DESCRIPTION OF THE TASK
How many of the lines below include the word "with"? Only the number should be given.

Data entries
Content starts

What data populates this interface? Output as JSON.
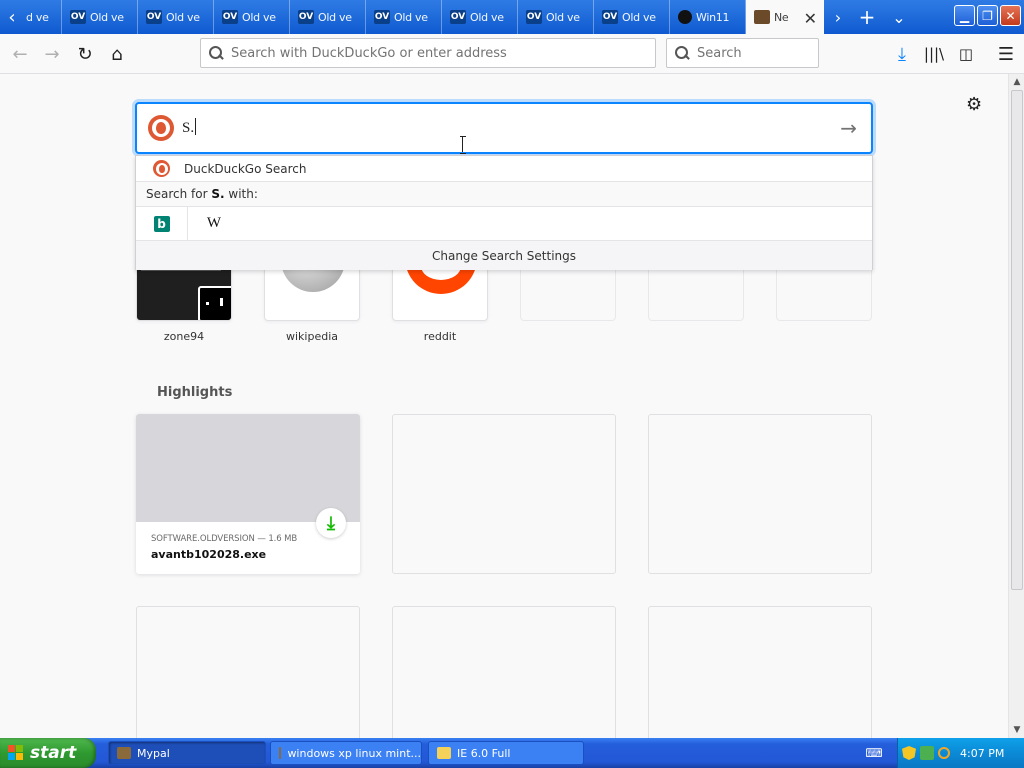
{
  "tabstrip": {
    "tabs": [
      {
        "icon": "OV",
        "title": "d ve",
        "state": "partial"
      },
      {
        "icon": "OV",
        "title": "Old ve"
      },
      {
        "icon": "OV",
        "title": "Old ve"
      },
      {
        "icon": "OV",
        "title": "Old ve"
      },
      {
        "icon": "OV",
        "title": "Old ve"
      },
      {
        "icon": "OV",
        "title": "Old ve"
      },
      {
        "icon": "OV",
        "title": "Old ve"
      },
      {
        "icon": "OV",
        "title": "Old ve"
      },
      {
        "icon": "OV",
        "title": "Old ve"
      },
      {
        "icon": "",
        "title": "Win11"
      },
      {
        "icon": "",
        "title": "Ne",
        "active": true
      }
    ],
    "new_tab_glyph": "+",
    "list_tabs_glyph": "⌄"
  },
  "navbar": {
    "address_placeholder": "Search with DuckDuckGo or enter address",
    "search_placeholder": "Search"
  },
  "search": {
    "query": "S.",
    "go_glyph": "→"
  },
  "dropdown": {
    "engine_name": "DuckDuckGo Search",
    "search_for_prefix": "Search for ",
    "search_for_term": "S.",
    "search_for_suffix": " with:",
    "engines": [
      {
        "name": "bing",
        "glyph": "b"
      },
      {
        "name": "wikipedia",
        "glyph": "W"
      }
    ],
    "settings_label": "Change Search Settings"
  },
  "top_sites": [
    {
      "label": "zone94"
    },
    {
      "label": "wikipedia"
    },
    {
      "label": "reddit"
    },
    {
      "label": ""
    },
    {
      "label": ""
    },
    {
      "label": ""
    }
  ],
  "highlights": {
    "title": "Highlights",
    "cards": [
      {
        "source": "SOFTWARE.OLDVERSION — 1.6 MB",
        "filename": "avantb102028.exe"
      }
    ]
  },
  "taskbar": {
    "start_label": "start",
    "tasks": [
      {
        "label": "Mypal",
        "active": true
      },
      {
        "label": "windows xp linux mint..."
      },
      {
        "label": "IE 6.0 Full"
      }
    ],
    "clock": "4:07 PM"
  },
  "colors": {
    "accent": "#0a84ff",
    "ddg": "#de5833",
    "reddit": "#ff4500",
    "download": "#12bc00",
    "xp_blue": "#245edb",
    "xp_green": "#2f9a30"
  }
}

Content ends

ANSWER BELOW
2